→ EXTRACTED MATERIAL

+-------+

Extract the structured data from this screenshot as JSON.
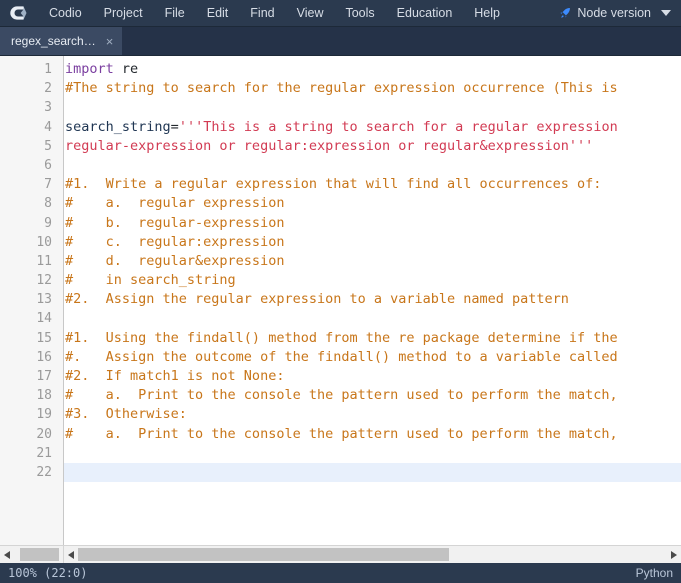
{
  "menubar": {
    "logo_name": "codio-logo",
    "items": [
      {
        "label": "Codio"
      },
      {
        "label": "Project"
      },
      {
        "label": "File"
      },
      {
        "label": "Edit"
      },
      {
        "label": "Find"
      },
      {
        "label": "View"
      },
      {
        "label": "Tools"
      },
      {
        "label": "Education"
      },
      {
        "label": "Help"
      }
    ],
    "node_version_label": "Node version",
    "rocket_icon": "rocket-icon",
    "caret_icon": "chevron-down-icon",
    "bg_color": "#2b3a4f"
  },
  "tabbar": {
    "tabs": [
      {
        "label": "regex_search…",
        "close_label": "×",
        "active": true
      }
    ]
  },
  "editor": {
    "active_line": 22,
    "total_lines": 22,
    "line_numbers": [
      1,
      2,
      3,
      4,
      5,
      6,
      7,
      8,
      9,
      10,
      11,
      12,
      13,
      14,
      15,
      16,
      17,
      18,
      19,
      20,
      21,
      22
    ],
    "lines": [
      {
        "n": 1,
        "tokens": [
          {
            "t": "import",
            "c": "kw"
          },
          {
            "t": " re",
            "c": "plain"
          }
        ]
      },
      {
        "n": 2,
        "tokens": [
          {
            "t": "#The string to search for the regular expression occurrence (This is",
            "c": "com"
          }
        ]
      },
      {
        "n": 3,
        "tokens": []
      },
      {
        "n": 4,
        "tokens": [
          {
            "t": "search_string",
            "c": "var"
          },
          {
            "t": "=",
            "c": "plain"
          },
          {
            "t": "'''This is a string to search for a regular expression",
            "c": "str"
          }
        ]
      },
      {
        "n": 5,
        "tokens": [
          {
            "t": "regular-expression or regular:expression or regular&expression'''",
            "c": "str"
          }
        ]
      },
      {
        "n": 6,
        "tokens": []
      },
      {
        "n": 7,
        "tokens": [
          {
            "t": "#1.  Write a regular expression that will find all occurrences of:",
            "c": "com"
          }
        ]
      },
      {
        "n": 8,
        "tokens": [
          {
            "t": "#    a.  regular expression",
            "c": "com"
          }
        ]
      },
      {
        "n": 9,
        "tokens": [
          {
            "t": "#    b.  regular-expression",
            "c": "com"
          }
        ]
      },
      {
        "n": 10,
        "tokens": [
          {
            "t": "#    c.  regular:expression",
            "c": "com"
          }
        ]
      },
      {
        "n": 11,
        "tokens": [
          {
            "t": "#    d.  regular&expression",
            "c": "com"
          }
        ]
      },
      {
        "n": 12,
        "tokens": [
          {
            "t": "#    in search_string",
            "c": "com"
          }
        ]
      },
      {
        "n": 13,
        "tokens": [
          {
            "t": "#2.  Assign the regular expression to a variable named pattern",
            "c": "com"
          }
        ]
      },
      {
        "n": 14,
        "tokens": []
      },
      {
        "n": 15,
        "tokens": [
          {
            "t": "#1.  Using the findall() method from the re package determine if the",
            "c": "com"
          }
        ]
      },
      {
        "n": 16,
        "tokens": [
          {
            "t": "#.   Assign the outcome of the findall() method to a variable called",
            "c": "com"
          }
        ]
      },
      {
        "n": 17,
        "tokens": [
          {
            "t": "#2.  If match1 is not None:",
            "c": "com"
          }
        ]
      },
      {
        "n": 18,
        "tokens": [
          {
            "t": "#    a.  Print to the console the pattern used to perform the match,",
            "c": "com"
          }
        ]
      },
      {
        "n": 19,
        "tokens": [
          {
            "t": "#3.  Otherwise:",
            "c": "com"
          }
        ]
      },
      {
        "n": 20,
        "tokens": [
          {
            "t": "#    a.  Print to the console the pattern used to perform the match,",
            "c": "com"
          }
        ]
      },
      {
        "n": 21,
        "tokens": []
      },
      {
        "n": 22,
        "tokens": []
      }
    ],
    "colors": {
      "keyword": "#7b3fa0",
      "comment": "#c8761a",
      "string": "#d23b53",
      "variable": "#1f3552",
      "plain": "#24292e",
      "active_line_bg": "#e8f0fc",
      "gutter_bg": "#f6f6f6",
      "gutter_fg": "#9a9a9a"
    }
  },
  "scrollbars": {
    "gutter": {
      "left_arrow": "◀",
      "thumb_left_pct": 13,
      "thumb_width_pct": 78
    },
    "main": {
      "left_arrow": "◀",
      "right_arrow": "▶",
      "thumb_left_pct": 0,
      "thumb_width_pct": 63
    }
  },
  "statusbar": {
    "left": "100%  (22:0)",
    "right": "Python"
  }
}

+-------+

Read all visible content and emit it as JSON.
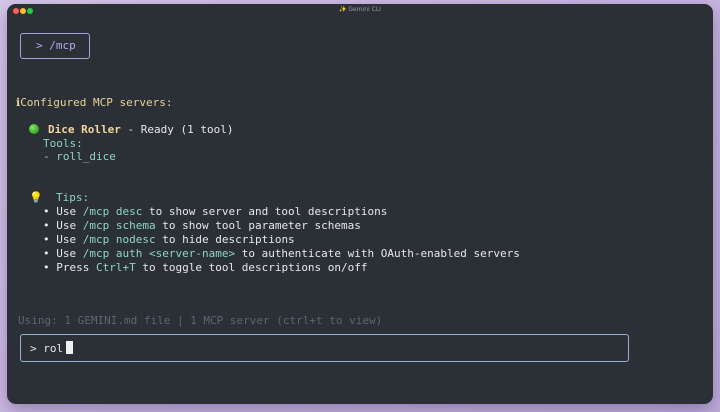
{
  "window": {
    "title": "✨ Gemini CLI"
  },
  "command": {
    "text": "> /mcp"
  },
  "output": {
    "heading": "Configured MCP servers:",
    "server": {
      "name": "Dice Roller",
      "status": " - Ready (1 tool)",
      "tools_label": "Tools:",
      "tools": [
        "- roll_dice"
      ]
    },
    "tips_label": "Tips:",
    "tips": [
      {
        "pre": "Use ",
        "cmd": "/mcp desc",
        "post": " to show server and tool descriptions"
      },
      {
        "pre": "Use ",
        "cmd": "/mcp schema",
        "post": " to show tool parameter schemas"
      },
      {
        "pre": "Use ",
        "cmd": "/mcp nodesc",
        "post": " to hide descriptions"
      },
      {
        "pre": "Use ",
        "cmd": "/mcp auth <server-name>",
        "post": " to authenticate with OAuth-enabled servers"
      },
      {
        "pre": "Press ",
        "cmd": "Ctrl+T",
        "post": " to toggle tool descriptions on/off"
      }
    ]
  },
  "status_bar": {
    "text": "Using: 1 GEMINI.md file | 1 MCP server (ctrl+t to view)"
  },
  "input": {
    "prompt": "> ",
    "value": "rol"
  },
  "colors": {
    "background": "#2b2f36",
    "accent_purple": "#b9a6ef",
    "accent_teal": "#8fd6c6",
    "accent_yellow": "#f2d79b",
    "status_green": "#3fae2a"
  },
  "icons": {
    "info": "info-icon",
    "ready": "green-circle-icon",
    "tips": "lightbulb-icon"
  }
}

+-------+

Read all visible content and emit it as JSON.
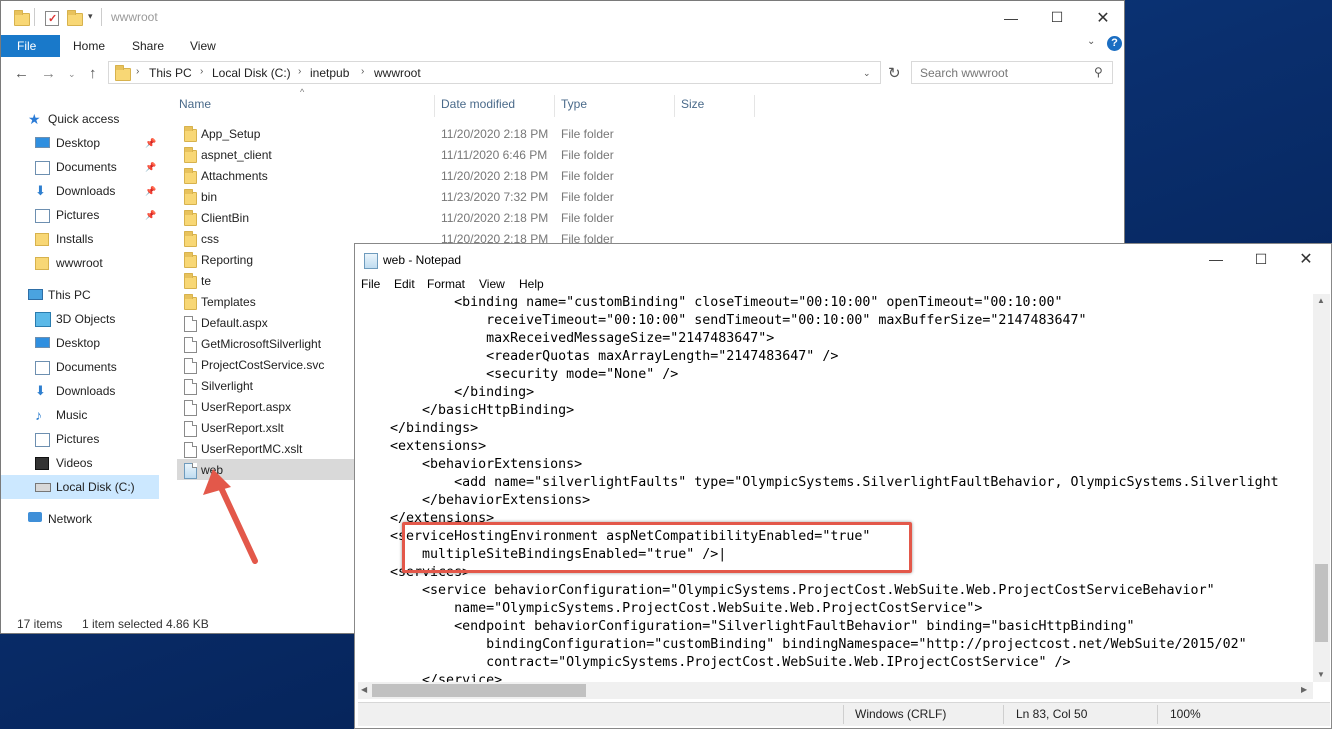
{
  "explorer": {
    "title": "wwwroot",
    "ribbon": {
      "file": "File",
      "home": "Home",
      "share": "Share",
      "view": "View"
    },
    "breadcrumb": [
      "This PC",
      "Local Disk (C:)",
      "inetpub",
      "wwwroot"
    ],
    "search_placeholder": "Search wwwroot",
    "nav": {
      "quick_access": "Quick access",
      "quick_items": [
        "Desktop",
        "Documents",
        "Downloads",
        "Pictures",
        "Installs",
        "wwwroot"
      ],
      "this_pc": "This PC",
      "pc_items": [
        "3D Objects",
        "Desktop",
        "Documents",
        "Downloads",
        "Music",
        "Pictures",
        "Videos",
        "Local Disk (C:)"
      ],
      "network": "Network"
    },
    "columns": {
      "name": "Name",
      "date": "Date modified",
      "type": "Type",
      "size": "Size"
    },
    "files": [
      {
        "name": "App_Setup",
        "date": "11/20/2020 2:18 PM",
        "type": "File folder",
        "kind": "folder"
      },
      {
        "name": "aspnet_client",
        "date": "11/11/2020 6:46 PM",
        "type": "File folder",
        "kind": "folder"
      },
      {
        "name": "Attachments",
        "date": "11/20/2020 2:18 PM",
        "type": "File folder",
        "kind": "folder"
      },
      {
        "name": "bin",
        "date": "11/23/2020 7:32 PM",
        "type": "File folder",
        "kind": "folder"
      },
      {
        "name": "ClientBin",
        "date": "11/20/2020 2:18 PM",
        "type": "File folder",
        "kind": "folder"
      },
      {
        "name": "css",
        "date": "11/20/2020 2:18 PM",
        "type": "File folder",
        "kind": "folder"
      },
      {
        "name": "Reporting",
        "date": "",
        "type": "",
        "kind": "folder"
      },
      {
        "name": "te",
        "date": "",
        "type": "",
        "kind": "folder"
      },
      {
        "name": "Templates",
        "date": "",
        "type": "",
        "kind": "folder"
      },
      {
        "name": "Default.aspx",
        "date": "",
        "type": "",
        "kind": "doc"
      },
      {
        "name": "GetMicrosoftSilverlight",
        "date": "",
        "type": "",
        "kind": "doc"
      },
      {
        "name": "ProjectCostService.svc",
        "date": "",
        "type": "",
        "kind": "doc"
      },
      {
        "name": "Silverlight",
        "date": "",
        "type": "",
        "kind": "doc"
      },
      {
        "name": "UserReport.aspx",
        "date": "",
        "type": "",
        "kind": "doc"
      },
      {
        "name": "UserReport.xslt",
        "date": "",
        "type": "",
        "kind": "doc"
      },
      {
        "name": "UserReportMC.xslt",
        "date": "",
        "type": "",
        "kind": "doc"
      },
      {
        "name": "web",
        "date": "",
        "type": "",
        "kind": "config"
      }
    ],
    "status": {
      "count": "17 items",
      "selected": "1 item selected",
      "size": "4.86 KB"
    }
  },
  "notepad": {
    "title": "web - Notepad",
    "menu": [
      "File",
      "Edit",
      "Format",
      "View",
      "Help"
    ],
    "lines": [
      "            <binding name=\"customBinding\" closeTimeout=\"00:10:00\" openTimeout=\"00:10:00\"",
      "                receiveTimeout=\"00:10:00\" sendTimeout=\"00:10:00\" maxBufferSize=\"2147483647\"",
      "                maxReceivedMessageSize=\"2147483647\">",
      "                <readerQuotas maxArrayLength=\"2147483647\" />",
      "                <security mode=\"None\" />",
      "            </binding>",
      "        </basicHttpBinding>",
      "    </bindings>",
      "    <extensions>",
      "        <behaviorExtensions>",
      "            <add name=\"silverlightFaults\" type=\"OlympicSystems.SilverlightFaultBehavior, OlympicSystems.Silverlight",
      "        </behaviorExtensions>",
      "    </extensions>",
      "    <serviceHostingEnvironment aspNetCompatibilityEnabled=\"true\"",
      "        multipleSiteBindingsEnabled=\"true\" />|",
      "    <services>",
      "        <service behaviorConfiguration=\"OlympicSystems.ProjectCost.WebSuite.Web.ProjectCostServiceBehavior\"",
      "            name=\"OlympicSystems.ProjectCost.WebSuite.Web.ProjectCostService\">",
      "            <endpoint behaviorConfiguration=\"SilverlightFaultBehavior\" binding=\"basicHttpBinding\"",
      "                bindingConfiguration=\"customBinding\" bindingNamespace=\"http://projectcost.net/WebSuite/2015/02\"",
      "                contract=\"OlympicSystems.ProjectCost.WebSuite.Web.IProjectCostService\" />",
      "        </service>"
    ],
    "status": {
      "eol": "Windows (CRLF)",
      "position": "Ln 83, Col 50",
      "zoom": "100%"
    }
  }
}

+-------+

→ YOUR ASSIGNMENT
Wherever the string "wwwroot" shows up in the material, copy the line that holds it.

→ WRITTEN SOLUTION
    "title": "wwwroot",
      "wwwroot"
    "search_placeholder": "Search wwwroot",
        "wwwroot"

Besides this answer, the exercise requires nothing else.